Circumcision Complications

March 10, 2022 By Mark Patterson Off
The rate of circumcision complications is relatively low, at two to three percent. The most common problem is not enough foreskin, which can lead to bleeding and subsequent infections. However, some parents may opt for an operative revision. It is important to avoid other serious conditions like penile cancer. Young children may be able to prevent meatal stasis by lubricating the site of their circumcision. Antiseptic solutions are available to help prevent these problems.

One of the most common circumcision complications is infection, which occurs in approximately one in ten patients. This can occur after the procedure and cause redness, pain, swelling, and ulceration. It can also be caused due to a foreign body. The infection is generally minor, and can be stopped with gentle pressure. If excessive bleeding occurs, the complication may be a sign of a clotting disorder or an abnormal vessel. In such cases, the patient may need to have a second operation.

Sepsis is another potential problem after circumcision. It is rare, but complications can still occur after circumcision.

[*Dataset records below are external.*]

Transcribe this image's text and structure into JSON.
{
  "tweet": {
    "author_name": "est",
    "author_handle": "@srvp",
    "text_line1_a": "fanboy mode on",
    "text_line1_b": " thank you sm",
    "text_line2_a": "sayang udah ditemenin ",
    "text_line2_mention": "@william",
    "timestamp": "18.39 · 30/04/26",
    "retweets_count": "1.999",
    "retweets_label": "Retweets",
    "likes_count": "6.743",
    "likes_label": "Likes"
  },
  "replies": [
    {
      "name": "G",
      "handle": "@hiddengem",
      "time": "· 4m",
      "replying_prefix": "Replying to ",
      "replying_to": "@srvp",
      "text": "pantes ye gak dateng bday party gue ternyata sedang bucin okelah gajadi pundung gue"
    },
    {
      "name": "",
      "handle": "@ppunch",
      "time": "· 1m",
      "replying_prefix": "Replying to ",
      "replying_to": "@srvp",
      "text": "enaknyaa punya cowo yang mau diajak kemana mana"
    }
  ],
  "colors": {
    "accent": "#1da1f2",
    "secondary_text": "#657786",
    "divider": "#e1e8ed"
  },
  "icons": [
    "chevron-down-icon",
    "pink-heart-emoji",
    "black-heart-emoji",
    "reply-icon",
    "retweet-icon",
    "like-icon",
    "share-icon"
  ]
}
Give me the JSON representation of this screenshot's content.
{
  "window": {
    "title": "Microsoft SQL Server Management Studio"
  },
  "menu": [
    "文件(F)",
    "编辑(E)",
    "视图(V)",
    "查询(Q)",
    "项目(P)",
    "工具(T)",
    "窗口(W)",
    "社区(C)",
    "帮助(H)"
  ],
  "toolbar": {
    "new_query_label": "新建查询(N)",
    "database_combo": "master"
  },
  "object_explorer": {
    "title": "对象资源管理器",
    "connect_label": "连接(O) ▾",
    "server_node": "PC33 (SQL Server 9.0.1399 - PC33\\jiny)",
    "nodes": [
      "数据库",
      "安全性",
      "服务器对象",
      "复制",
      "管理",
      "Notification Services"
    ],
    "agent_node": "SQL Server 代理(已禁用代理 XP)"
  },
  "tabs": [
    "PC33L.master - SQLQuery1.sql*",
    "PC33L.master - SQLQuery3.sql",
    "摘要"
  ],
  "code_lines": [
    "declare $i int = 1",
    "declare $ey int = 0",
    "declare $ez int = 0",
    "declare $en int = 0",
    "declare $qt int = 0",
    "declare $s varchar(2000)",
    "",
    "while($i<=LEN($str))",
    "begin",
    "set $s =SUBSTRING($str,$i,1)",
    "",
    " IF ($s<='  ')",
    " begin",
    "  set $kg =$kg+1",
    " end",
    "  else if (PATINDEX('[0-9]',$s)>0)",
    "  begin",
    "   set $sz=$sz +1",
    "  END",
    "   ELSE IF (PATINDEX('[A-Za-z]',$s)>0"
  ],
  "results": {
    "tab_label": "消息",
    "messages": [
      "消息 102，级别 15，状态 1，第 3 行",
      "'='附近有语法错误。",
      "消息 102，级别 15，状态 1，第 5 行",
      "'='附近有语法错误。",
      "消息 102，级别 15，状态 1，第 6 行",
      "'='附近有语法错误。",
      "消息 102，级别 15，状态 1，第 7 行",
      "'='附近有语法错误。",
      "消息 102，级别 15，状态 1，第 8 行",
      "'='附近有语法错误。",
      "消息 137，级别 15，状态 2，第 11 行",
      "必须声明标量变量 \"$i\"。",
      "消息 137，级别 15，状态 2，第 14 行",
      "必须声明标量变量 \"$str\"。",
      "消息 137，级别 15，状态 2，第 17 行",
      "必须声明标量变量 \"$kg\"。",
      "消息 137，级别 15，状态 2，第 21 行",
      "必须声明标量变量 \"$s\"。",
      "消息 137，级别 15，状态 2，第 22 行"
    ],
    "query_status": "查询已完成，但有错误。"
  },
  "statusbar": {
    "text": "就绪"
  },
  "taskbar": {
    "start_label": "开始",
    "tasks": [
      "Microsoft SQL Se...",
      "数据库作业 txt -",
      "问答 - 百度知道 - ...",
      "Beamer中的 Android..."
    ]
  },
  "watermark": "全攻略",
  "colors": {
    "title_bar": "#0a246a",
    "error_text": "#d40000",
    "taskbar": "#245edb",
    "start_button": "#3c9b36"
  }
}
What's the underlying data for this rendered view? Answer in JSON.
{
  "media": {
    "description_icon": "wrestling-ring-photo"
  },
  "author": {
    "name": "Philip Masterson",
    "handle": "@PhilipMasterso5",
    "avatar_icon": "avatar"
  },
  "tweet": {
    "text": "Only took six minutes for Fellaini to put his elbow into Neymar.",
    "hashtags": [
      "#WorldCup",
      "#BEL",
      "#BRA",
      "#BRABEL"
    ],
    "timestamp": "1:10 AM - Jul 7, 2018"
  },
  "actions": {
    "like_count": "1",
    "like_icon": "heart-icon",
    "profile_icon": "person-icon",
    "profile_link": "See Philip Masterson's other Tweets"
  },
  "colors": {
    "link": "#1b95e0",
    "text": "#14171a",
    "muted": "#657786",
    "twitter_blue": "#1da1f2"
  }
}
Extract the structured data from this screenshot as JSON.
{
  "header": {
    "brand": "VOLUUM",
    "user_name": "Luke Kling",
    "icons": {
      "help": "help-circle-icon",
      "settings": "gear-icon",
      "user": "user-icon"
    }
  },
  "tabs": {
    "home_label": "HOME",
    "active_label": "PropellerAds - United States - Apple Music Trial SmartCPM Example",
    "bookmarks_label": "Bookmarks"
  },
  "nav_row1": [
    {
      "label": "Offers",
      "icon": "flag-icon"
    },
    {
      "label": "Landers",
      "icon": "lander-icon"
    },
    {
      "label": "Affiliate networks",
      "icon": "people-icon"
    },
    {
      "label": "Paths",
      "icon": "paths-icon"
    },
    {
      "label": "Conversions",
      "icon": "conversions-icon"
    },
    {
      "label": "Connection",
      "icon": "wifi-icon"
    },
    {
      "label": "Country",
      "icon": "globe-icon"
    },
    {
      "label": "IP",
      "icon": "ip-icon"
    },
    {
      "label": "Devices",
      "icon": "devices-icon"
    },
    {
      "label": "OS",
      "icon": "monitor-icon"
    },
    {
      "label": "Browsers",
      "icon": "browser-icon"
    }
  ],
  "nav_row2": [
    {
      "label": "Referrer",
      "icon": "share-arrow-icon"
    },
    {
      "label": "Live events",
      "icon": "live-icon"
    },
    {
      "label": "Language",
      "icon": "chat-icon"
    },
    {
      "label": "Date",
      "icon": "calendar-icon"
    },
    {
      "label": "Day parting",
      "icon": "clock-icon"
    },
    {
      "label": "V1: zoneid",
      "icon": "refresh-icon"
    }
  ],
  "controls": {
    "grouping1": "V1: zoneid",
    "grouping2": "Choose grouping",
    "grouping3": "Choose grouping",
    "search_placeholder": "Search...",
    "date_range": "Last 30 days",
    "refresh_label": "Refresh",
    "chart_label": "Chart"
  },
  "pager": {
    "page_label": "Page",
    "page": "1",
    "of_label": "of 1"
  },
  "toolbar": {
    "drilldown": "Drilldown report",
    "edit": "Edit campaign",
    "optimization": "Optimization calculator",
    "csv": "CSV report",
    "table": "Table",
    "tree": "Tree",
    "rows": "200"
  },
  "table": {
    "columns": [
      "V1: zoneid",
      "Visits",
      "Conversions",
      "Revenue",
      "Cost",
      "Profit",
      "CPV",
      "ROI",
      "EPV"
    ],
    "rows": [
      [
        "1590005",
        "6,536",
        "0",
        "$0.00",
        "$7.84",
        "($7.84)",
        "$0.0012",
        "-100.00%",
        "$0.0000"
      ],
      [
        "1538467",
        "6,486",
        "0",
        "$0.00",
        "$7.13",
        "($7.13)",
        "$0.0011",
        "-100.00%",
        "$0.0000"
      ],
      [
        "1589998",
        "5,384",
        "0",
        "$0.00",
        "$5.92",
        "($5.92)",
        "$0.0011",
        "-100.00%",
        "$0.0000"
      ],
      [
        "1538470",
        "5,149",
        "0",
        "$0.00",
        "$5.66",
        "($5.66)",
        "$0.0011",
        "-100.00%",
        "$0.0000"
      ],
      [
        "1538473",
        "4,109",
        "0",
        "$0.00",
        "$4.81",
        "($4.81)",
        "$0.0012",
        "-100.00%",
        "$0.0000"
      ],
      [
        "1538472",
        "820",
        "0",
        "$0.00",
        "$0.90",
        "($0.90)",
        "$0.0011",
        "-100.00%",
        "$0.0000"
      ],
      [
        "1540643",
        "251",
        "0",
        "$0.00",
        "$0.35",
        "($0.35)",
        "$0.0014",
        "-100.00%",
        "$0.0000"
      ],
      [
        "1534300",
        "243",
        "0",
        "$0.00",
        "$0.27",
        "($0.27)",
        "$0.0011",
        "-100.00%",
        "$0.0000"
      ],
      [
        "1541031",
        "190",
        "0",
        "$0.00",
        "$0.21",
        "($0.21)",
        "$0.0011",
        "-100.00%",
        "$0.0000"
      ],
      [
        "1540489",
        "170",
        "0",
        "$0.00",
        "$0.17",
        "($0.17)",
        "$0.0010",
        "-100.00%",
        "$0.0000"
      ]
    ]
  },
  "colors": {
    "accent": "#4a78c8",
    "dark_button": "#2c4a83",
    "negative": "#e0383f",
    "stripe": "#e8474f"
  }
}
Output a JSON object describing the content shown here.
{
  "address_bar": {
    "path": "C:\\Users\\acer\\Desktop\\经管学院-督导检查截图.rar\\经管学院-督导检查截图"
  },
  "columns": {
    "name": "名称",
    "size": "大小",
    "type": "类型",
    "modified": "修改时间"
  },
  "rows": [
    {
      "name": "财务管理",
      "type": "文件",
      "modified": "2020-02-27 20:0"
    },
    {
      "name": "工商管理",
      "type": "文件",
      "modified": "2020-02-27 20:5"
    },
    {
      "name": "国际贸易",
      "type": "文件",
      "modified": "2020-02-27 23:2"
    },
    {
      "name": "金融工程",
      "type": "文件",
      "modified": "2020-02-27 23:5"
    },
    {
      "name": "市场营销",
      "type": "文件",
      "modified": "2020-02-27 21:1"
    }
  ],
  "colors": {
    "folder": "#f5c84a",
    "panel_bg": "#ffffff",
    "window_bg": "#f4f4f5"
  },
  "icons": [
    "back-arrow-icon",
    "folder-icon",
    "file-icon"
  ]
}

A granuloma and keloid formation are common. The doctor will also consider any medical conditions that may increase the risk of abnormal healing. A neonate with a history of septicaemia, or any other infection is more likely to experience these complications. The study results suggest that the procedure can lead to sepsis or a life-threatening bleeding condition.

Another common circumcision complication is bleeding. According to Weiss et. al., bleeding is an extremely common side effect of surgical procedures and accounts for around 8%. It is common to experience mild bleeding that can be stopped by gentle pressure. Bleeding that lasts more than three to 5 minutes may indicate an anomalous vessel.

A recent study conducted by Williams and Kapila found that circumcision complications among premature neonates were not as common as previously believed. This study found that infants who had this procedure were more likely to get an infection than those who did not. These infants were also at higher risk of being admitted to hospital if the procedure was delayed. The results indicated that the procedure has a low risk of postoperative infection. The procedure was also shown to increase the risk of sepsis in newborns.

The study found that there were very few complications with circumcision. It was found that the complication rates were as low as 0.06%. Some authors reported a complication incidence of between two to five per cent. This rate is lower than that reported in other studies. For example, in a recent study, only one boy developed a meatal stenosis and six boys had an infection at the circumcision site.

There are many circumcision complications. It depends on the definitions of "complication" or the risk for haemorrhage. For the majority of cases, the complication rate is two to 10 per cent. In the United States, the rate of a complication is greater than half of the complication rate in the United States. This is a reasonable rate for a circumcision procedure.

During a study, researchers included ten prospective studies. They found that circumcision complications in boys with blood disorders were most common. Another study found that the complication rate was 13%. However, this is still low and suggests that there are many complication levels. The risk of death during a circumcision procedure is very small. A doctor who does it correctly will decrease the chance of complications.

Although bleeding is the most common problem during a circumcision procedure, complications can also occur. There are very high risks of infection after routine circumcision. However, bleeding is not a serious risk. A baby might develop an abnormal shape, or an asymmetrical penis. The surgeon will have to perform surgical correction to prevent chordee. This can be either asymptomatic, or reversible.